When we get back to the fire pit the laughter is perhaps a bit too loud, but the group seems back together again. The fire is started without recrimination (eventually because they did not have enough kindling).

We sit around the fire, reading stories, finding issues, being helpful writing partners, and learning how important it is to be critical, brutal even, to our own work. There are some really good writers in the group, and there’s nothing better than learning from your peers.

“Can we put our memoirs in the fire when we’re done?”

“Sure,” I say. Sharing our writing is supposed to be a celebration. Something strikes me as just about right about liberating these memories in flame, letting them take on a new, ethereal life. Burning pages in dancing flame, marking the putting away of cherished, childhood things; an adolescent rite of passage.

As the last few stragglers work on putting out the fire I sit there, on a cool fall night, thinking about cycles and the seasons. I wish I was on the beach, watching the tide come in, small waves advancing and retreating, bigger waves pushing them farther from time to time, every time a little closer to where they need to be.

Citing this post: Urbano, L., 2010. Memories in the fire, Retrieved November 21st, 2017, from Montessori Muddle: http://MontessoriMuddle.org/ .
Attribution (Curator's Code ): Via: Montessori Muddle; Hat tip: Montessori Muddle.

Little Red Riding-hood

September 7, 2010

And, saying these words, this wicked Wolf fell upon poor Little Red Riding-Hood, and ate her all up. — Perrault, 1922, p. 25..

Little Red Riding Hood.

Little Red Riding-hood as illustrated by Harry Clarke.

One of my students chose to do their first writing assignment in the mold of a classic fairy tale. So, as part of the revision process, I suggested they read the original Little Red Riding-hood to get away from the conventional, Disneyfied storylines. The Guttenberg Project, which aims to make available all the books that are now in the public domain as free ebooks, has Charles Perrault’s original book of fairy tales.

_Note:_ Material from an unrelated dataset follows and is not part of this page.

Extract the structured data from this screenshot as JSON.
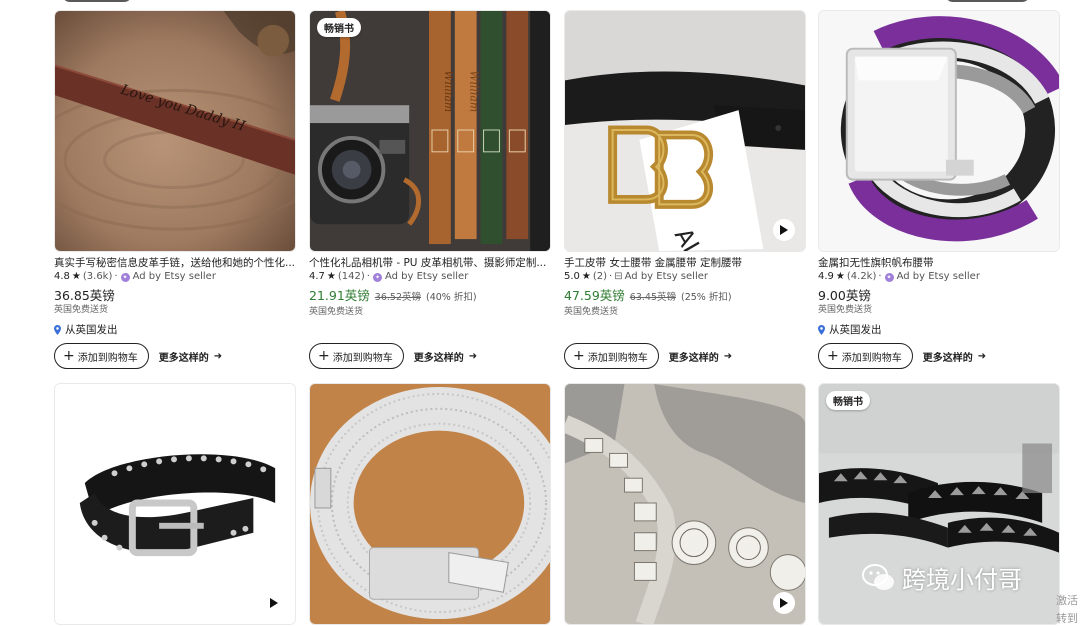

The student was somewhat surprised that Little Red Riding-Hood was eaten by the wolf in the end. They shared this with the rest of the class quite loudly.

Citing this post: Urbano, L., 2010. Little Red Riding-hood, Retrieved November 21st, 2017, from Montessori Muddle: http://MontessoriMuddle.org/ .
Attribution (Curator's Code ): Via: Montessori Muddle; Hat tip: Montessori Muddle.

WatchKnow: Educational videos

August 12, 2010

One of Larry Sanger‘s new projects is WatchKnow, a website that rates online educational videos. It has a nice age filter that, while not very useful right now, may be very useful as the site develops.

The video above is the currently the top rated video (4 out of 5 stars) in the category on the writing process. Its WatchKnow page is here.

Citing this post: Urbano, L., 2010. WatchKnow: Educational videos, Retrieved November 21st, 2017, from Montessori Muddle: http://MontessoriMuddle.org/ .
Attribution (Curator's Code ): Via: Montessori Muddle; Hat tip: Montessori Muddle.

Creative Commons License
Montessori Muddle by Montessori Muddle is licensed under a Creative Commons Attribution-Noncommercial-Share Alike 3.0 United States License.